(Entries from a dataset of interfaces)
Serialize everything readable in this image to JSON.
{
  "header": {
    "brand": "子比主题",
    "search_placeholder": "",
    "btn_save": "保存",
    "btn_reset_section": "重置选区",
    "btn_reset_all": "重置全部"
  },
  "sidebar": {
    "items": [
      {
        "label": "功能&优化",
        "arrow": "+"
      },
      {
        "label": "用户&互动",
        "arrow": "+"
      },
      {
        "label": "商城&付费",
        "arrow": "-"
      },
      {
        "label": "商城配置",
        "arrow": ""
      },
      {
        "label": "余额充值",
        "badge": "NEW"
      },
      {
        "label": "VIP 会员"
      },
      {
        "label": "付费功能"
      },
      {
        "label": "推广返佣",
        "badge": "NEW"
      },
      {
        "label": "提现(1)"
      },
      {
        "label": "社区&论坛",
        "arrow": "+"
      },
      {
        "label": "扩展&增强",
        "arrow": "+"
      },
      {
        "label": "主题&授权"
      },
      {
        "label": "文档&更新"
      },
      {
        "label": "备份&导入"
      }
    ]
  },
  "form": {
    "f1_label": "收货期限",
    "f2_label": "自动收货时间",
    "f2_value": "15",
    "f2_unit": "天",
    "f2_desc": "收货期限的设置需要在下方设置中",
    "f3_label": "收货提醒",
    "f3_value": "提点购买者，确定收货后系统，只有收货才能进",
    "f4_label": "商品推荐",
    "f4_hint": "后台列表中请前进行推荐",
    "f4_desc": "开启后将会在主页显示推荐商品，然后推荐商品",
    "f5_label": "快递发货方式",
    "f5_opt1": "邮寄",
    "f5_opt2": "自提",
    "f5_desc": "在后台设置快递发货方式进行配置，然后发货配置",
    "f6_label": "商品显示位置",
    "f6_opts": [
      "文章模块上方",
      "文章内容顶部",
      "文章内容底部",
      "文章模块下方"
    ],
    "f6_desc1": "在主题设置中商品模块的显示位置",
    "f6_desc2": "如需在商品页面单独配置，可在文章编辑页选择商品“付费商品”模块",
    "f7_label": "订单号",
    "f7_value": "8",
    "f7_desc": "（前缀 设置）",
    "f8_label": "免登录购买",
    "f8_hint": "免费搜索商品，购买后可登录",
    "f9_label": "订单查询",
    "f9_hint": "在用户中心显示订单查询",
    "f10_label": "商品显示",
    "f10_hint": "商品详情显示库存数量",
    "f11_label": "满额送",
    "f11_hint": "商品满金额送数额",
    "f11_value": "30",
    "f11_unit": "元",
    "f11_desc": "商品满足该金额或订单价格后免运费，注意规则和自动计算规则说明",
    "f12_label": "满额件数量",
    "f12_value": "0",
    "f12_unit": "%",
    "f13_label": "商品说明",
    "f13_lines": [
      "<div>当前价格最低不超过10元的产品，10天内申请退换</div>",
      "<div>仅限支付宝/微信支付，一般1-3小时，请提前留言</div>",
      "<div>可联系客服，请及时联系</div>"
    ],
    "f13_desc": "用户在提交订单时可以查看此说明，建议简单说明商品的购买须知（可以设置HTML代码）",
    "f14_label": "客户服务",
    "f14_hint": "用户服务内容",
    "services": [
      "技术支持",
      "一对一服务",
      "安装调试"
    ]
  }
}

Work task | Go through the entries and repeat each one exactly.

Task solution |
Serialize everything readable in this image to JSON.
{
  "header": {
    "brand": "子比主题",
    "search_placeholder": "",
    "btn_save": "保存",
    "btn_reset_section": "重置选区",
    "btn_reset_all": "重置全部"
  },
  "sidebar": {
    "items": [
      {
        "label": "功能&优化",
        "arrow": "+"
      },
      {
        "label": "用户&互动",
        "arrow": "+"
      },
      {
        "label": "商城&付费",
        "arrow": "-"
      },
      {
        "label": "商城配置",
        "arrow": ""
      },
      {
        "label": "余额充值",
        "badge": "NEW"
      },
      {
        "label": "VIP 会员"
      },
      {
        "label": "付费功能"
      },
      {
        "label": "推广返佣",
        "badge": "NEW"
      },
      {
        "label": "提现(1)"
      },
      {
        "label": "社区&论坛",
        "arrow": "+"
      },
      {
        "label": "扩展&增强",
        "arrow": "+"
      },
      {
        "label": "主题&授权"
      },
      {
        "label": "文档&更新"
      },
      {
        "label": "备份&导入"
      }
    ]
  },
  "form": {
    "f1_label": "收货期限",
    "f2_label": "自动收货时间",
    "f2_value": "15",
    "f2_unit": "天",
    "f2_desc": "收货期限的设置需要在下方设置中",
    "f3_label": "收货提醒",
    "f3_value": "提点购买者，确定收货后系统，只有收货才能进",
    "f4_label": "商品推荐",
    "f4_hint": "后台列表中请前进行推荐",
    "f4_desc": "开启后将会在主页显示推荐商品，然后推荐商品",
    "f5_label": "快递发货方式",
    "f5_opt1": "邮寄",
    "f5_opt2": "自提",
    "f5_desc": "在后台设置快递发货方式进行配置，然后发货配置",
    "f6_label": "商品显示位置",
    "f6_opts": [
      "文章模块上方",
      "文章内容顶部",
      "文章内容底部",
      "文章模块下方"
    ],
    "f6_desc1": "在主题设置中商品模块的显示位置",
    "f6_desc2": "如需在商品页面单独配置，可在文章编辑页选择商品“付费商品”模块",
    "f7_label": "订单号",
    "f7_value": "8",
    "f7_desc": "（前缀 设置）",
    "f8_label": "免登录购买",
    "f8_hint": "免费搜索商品，购买后可登录",
    "f9_label": "订单查询",
    "f9_hint": "在用户中心显示订单查询",
    "f10_label": "商品显示",
    "f10_hint": "商品详情显示库存数量",
    "f11_label": "满额送",
    "f11_hint": "商品满金额送数额",
    "f11_value": "30",
    "f11_unit": "元",
    "f11_desc": "商品满足该金额或订单价格后免运费，注意规则和自动计算规则说明",
    "f12_label": "满额件数量",
    "f12_value": "0",
    "f12_unit": "%",
    "f13_label": "商品说明",
    "f13_lines": [
      "<div>当前价格最低不超过10元的产品，10天内申请退换</div>",
      "<div>仅限支付宝/微信支付，一般1-3小时，请提前留言</div>",
      "<div>可联系客服，请及时联系</div>"
    ],
    "f13_desc": "用户在提交订单时可以查看此说明，建议简单说明商品的购买须知（可以设置HTML代码）",
    "f14_label": "客户服务",
    "f14_hint": "用户服务内容",
    "services": [
      "技术支持",
      "一对一服务",
      "安装调试"
    ]
  }
}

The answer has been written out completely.